8. Buy what you like

This is the Cardinal Rule for collectors. You’ll never go wrong buying what you like. Today’s joy won’t be diminished if you aren’t able to sell something at a profit tomorrow. And if you truly love something — you probably won’t want to part with it anyway!

Remember these eight tips and you’ll have a much better chance of being happy today — and tomorrow — with your jewelry purchases!

Click here for information on one of today’s most prominent jewelry designers.

Vintage Jewelry Lovers – Protect Your Collection With These Jewelry Organizers

What does it mean when we call something vintage? The common misconception is that vintage items are also antiques. While this is often true, it is not an absolute. Vintage items can come from any era or period, even last year. In fact, the word simply means a period of origin or a date of manufacture. An antique, on the other hand, must be at least fifty years old. In this article, we will discuss vintage jewelry and how to keep it safe.

Like most collectibles, jewelry often appreciates in price, especially if it is vintage jewelry. The most expensive types of collectible jewelry are also antiques that were created in and are representative of different eras. The most important eras for jewelry design were Georgian, Early Victorian, Art Nouveau, Edwardian, Art Deco, and Retro.

Any serious collector or professional jeweler could tell you which era a piece of vintage jewelry belonged to on first glance. For example, jewelry from the Georgian Era, the earliest era for vintage jewelry, was handmade, which meant the quality of each piece was inconsistent. The designs were often inspired by nature, with lots of birds and leaves, and jewelers frequently used precious stones to decorate them. Pieces from this era are often over two hundred years old. Needless to say, they are expensive and very rare.

As you might expect, women who own rare collections of vintage jewelry can’t just keep them in a drawer. These pieces are often quite fragile and they can be damaged by dust, debris, or simply by jostling them around.
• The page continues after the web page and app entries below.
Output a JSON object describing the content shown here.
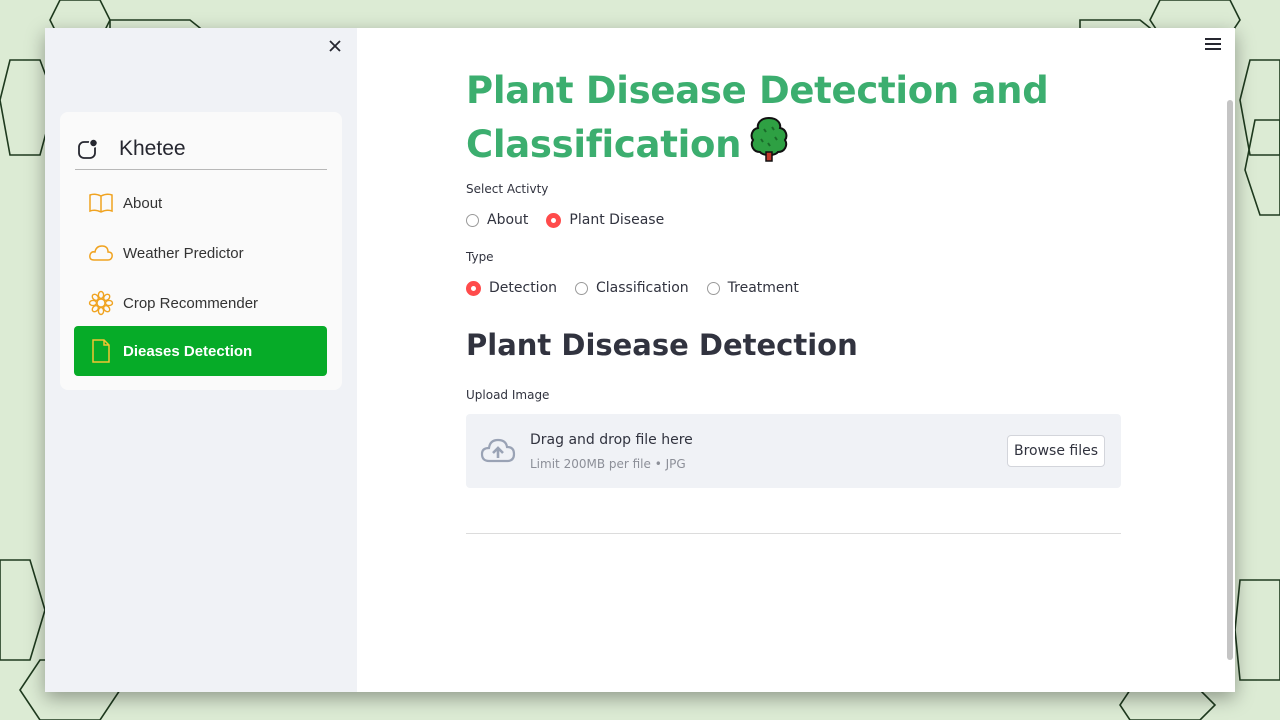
{
  "sidebar": {
    "menu_title": "Khetee",
    "items": [
      {
        "label": "About",
        "icon": "book-icon"
      },
      {
        "label": "Weather Predictor",
        "icon": "cloud-icon"
      },
      {
        "label": "Crop Recommender",
        "icon": "flower-icon"
      },
      {
        "label": "Dieases Detection",
        "icon": "file-icon",
        "active": true
      }
    ],
    "close_icon": "close-icon"
  },
  "main": {
    "title": "Plant Disease Detection and Classification",
    "title_icon": "tree-icon",
    "activity": {
      "label": "Select Activty",
      "options": [
        "About",
        "Plant Disease"
      ],
      "selected": "Plant Disease"
    },
    "type": {
      "label": "Type",
      "options": [
        "Detection",
        "Classification",
        "Treatment"
      ],
      "selected": "Detection"
    },
    "section_title": "Plant Disease Detection",
    "uploader": {
      "label": "Upload Image",
      "drop_text": "Drag and drop file here",
      "limit_text": "Limit 200MB per file • JPG",
      "browse_label": "Browse files"
    }
  },
  "colors": {
    "title_green": "#3cae6f",
    "active_menu": "#06ab28",
    "radio_checked": "#ff4b4b",
    "menu_icon": "#f0a320"
  }
}
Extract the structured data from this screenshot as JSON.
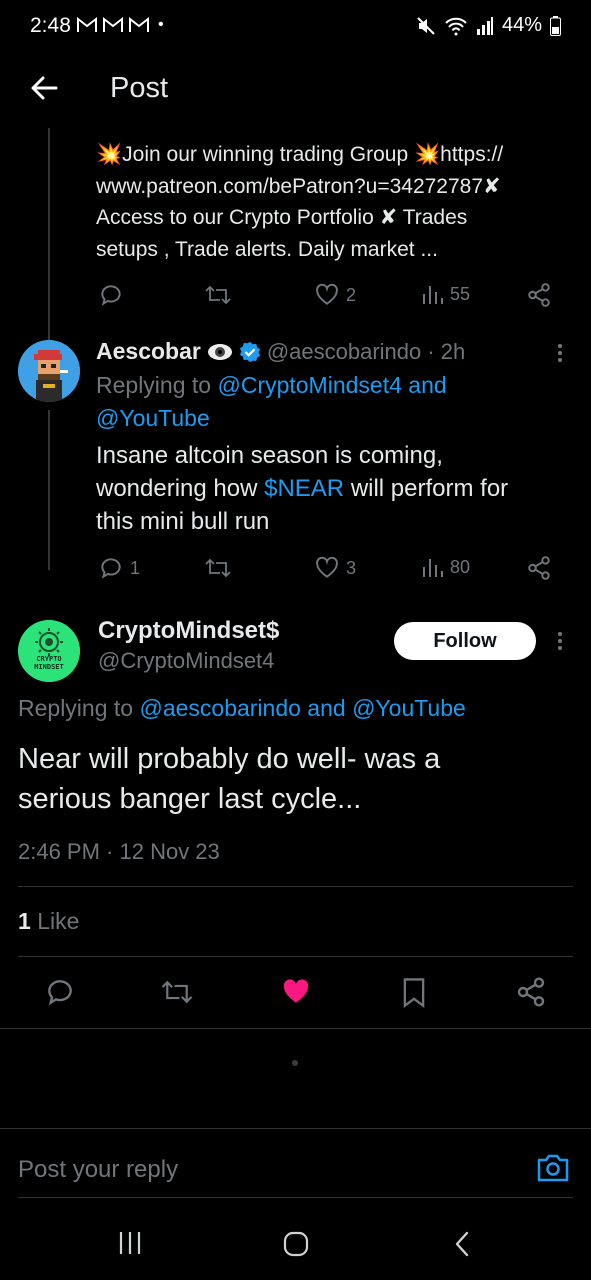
{
  "status_bar": {
    "time": "2:48",
    "notification_icons": "M M M •",
    "battery": "44%"
  },
  "header": {
    "title": "Post"
  },
  "top_post": {
    "line1": "Join our winning trading Group",
    "line1_end": "https://",
    "line2": "www.patreon.com/bePatron?u=34272787",
    "line3a": "Access to our Crypto Portfolio",
    "line3b": "Trades",
    "line4": "setups , Trade alerts. Daily market ...",
    "likes": "2",
    "views": "55"
  },
  "reply_post": {
    "name": "Aescobar",
    "handle": "@aescobarindo",
    "time": "· 2h",
    "replying_prefix": "Replying to",
    "replying_to_1": "@CryptoMindset4 and",
    "replying_to_2": "@YouTube",
    "text_line1": "Insane altcoin season is coming,",
    "text_line2_a": "wondering how",
    "text_line2_cashtag": "$NEAR",
    "text_line2_b": "will perform for",
    "text_line3": "this mini bull run",
    "replies": "1",
    "likes": "3",
    "views": "80"
  },
  "main_post": {
    "name": "CryptoMindset$",
    "handle": "@CryptoMindset4",
    "avatar_text_1": "CRYPTO",
    "avatar_text_2": "MINDSET",
    "follow_label": "Follow",
    "replying_prefix": "Replying to",
    "replying_to": "@aescobarindo and @YouTube",
    "text_line1": "Near will probably do well- was a",
    "text_line2": "serious banger last cycle...",
    "timestamp": "2:46 PM · 12 Nov 23",
    "like_count": "1",
    "like_label": "Like"
  },
  "reply_bar": {
    "placeholder": "Post your reply"
  },
  "colors": {
    "background": "#000000",
    "text": "#e7e9ea",
    "muted": "#71767b",
    "link": "#1d9bf0",
    "like": "#f91880",
    "verified": "#1d9bf0"
  }
}
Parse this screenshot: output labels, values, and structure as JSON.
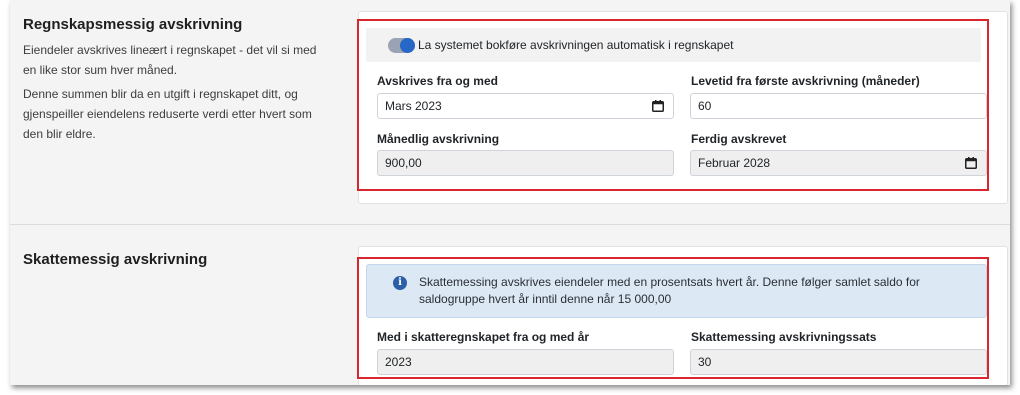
{
  "accounting": {
    "title": "Regnskapsmessig avskrivning",
    "description_1": "Eiendeler avskrives lineært i regnskapet - det vil si med en like stor sum hver måned.",
    "description_2": "Denne summen blir da en utgift i regnskapet ditt, og gjenspeiller eiendelens reduserte verdi etter hvert som den blir eldre.",
    "auto_post_label": "La systemet bokføre avskrivningen automatisk i regnskapet",
    "auto_post_enabled": true,
    "start_label": "Avskrives fra og med",
    "start_value": "Mars 2023",
    "lifetime_label": "Levetid fra første avskrivning (måneder)",
    "lifetime_value": "60",
    "monthly_label": "Månedlig avskrivning",
    "monthly_value": "900,00",
    "end_label": "Ferdig avskrevet",
    "end_value": "Februar 2028"
  },
  "tax": {
    "title": "Skattemessig avskrivning",
    "info_text": "Skattemessing avskrives eiendeler med en prosentsats hvert år. Denne følger samlet saldo for saldogruppe hvert år inntil denne når 15 000,00",
    "year_label": "Med i skatteregnskapet fra og med år",
    "year_value": "2023",
    "rate_label": "Skattemessing avskrivningssats",
    "rate_value": "30"
  },
  "colors": {
    "accent": "#2667c7",
    "highlight": "#d9262f",
    "info_bg": "#dce8f4"
  },
  "icons": {
    "calendar": "calendar-icon",
    "info": "info-icon"
  }
}
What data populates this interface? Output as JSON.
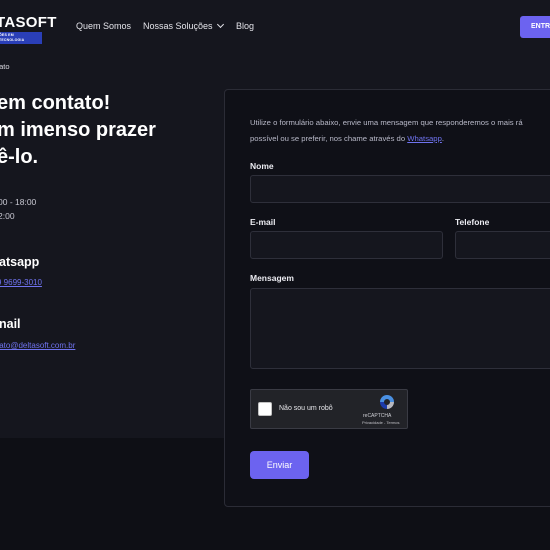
{
  "nav": {
    "logo": "TASOFT",
    "logo_tagline": "ÕES EM TECNOLOGIA",
    "links": [
      "Quem Somos",
      "Nossas Soluções",
      "Blog"
    ],
    "cta_label": "ENTR"
  },
  "breadcrumb": "tato",
  "hero": {
    "line1": "em contato!",
    "line2": "m imenso prazer",
    "line3": "ê-lo."
  },
  "hours": {
    "line1": "00 - 18:00",
    "line2": "2:00"
  },
  "whatsapp": {
    "title": "atsapp",
    "number": "9 9699-3010"
  },
  "email": {
    "title": "nail",
    "address": "tato@deltasoft.com.br"
  },
  "form": {
    "intro_line1": "Utilize o formulário abaixo, envie uma mensagem que responderemos o mais rá",
    "intro_line2_prefix": "possível ou se preferir, nos chame através do ",
    "intro_link": "Whatsapp",
    "intro_line2_suffix": ".",
    "name_label": "Nome",
    "email_label": "E-mail",
    "phone_label": "Telefone",
    "message_label": "Mensagem",
    "name_value": "",
    "email_value": "",
    "phone_value": "",
    "message_value": "",
    "captcha_label": "Não sou um robô",
    "captcha_brand": "reCAPTCHA",
    "captcha_links": "Privacidade - Termos",
    "submit_label": "Enviar"
  },
  "colors": {
    "accent": "#6c63f0",
    "link": "#6f73ef",
    "background": "#0e0f15",
    "panel": "#15161e"
  }
}
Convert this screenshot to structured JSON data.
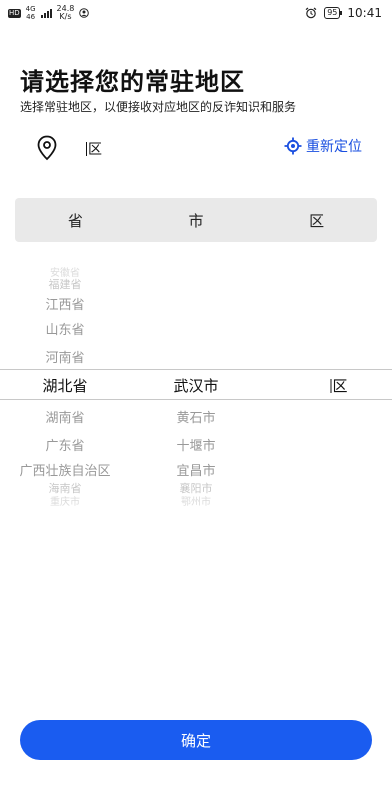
{
  "status_bar": {
    "hd": "HD",
    "net_type_top": "4G",
    "net_type_bottom": "46",
    "speed_value": "24.8",
    "speed_unit": "K/s",
    "battery": "95",
    "time": "10:41"
  },
  "header": {
    "title": "请选择您的常驻地区",
    "subtitle": "选择常驻地区，以便接收对应地区的反诈知识和服务"
  },
  "location": {
    "current_area": "区",
    "relocate_label": "重新定位",
    "accent_color": "#1a4fe0"
  },
  "picker": {
    "headers": [
      "省",
      "市",
      "区"
    ],
    "provinces_above": [
      "安徽省",
      "福建省",
      "江西省",
      "山东省",
      "河南省"
    ],
    "province_selected": "湖北省",
    "provinces_below": [
      "湖南省",
      "广东省",
      "广西壮族自治区",
      "海南省",
      "重庆市"
    ],
    "city_selected": "武汉市",
    "cities_below": [
      "黄石市",
      "十堰市",
      "宜昌市",
      "襄阳市",
      "鄂州市"
    ],
    "district_selected": "区"
  },
  "confirm": {
    "label": "确定",
    "color": "#1a5cf0"
  }
}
That is why many collectors keep their vintage jewelry in a safe or safety deposit box. But for women who like to show their collections off to friends or perhaps even wear a piece or two on a special occasion, the only practical option is a good jewelry organizer.

There are many different types of organizers, from the classic jewelry box to the more commodious jewelry armoire. The type of organizer that you require depends upon the size and the type of jewelry in your collection. The standard organizer has separate compartments for earrings, rings, broaches, bracelets, and hangers for necklaces so that they don’t get tangled up.

If you are collector who only procures certain types of jewelry, like earrings or necklaces, then you might consider a specialty organizer. Folding earring screens, revolving earring organizers, and tiered earring holders can offer more protection and more space for a specialized collection. Most of these organizers can safely hold and display hundreds of pairs of earrings. For collectors who purchases vintage necklaces, necklace hangers or trees are the easiest way to keep your collection organized and safe.

Of course, most collectors do not own specialized collections. Most vintage jewelry aficionados procure all types of pieces from different eras or periods. They may have a fondness for Early Victorian or Art Nouveau or Art Deco jewelry. But whatever the period, they often need organizers that can store many different types of jewelry from earrings to broaches to necklaces.

The most popular organizer for the home is the upright jewelry valet. Like the standard jewelry box, the valet is designed to sit atop a dresser or on a vanity. It is about twice the size of a standard jewelry box and can accommodate small to medium-size collections. On average, the standard upright jewelry valet has four to six drawers for rings, broaches, pendants, and earrings. It may also have hooks on the inside of the swinging doors for necklaces or bracelets. For safety reasons, we recommend an organizer that has a lock and key.

The next step up from the jewelry valet is the jewelry armoire. These organizers are designed for people with own truly impressive collections that they have amassed over many years. The armoire organizer is available in two versions-the wall-mounted organizer and the free-standing jewelry armoire.